• **The problem**
Copy all lines in the data that contain the string "가능합니다".

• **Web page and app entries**
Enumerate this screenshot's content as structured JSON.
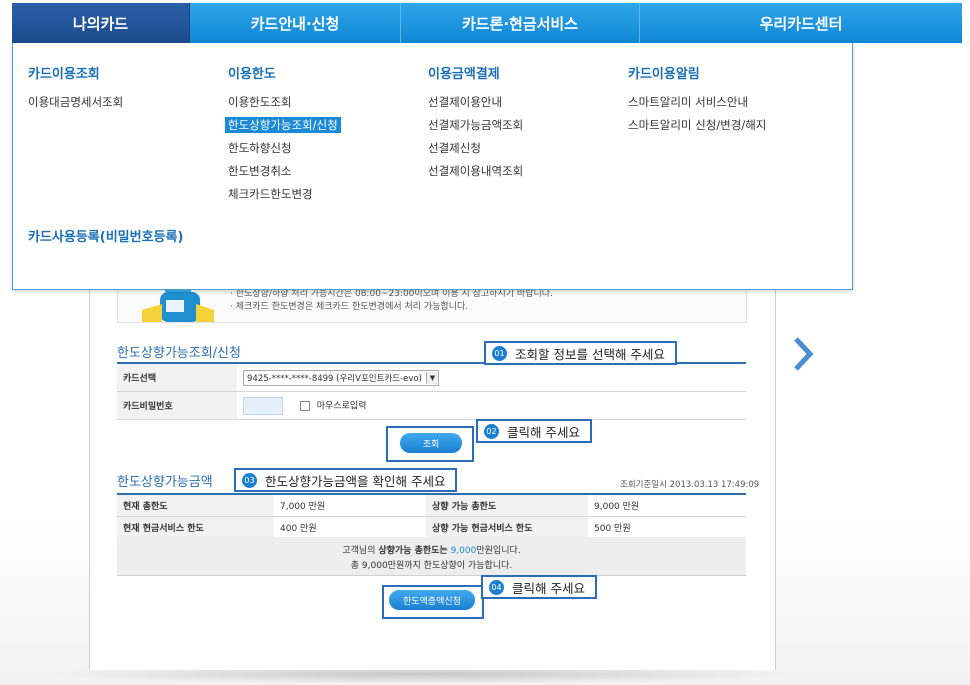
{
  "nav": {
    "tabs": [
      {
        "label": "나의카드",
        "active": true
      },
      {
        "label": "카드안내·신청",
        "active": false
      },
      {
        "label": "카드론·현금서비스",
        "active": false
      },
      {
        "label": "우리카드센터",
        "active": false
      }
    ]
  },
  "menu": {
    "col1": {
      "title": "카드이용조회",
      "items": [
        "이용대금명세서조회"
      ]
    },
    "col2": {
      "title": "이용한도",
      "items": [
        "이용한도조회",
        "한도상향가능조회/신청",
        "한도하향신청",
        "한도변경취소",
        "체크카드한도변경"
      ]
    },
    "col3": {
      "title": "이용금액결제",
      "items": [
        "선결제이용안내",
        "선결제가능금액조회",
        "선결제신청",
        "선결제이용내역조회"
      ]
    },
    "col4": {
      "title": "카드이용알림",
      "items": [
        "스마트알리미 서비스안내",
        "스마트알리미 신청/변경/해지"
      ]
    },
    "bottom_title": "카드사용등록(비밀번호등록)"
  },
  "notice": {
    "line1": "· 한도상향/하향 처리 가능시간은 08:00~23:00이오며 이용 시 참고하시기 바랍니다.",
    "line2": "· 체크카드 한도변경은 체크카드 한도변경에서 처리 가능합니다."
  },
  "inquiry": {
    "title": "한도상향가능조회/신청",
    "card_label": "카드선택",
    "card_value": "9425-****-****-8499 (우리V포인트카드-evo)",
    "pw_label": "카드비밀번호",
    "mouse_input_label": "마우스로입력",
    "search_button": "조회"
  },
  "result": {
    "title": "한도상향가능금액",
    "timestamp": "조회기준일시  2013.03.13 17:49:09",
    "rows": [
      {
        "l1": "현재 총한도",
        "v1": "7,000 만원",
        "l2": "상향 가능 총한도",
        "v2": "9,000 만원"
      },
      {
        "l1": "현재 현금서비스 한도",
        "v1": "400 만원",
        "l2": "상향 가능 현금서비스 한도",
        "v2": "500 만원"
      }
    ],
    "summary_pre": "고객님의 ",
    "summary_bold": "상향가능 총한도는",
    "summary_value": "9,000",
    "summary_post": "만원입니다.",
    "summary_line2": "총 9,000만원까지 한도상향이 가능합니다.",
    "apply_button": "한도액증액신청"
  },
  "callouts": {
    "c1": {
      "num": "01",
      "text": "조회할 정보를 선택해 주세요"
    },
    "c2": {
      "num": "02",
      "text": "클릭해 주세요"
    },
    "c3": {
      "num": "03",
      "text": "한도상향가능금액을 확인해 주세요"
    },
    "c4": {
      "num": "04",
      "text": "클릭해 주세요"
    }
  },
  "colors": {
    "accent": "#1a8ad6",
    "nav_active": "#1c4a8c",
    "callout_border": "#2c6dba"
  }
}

• **Exercise output**
    "line2": "· 체크카드 한도변경은 체크카드 한도변경에서 처리 가능합니다."
    "summary_line2": "총 9,000만원까지 한도상향이 가능합니다.",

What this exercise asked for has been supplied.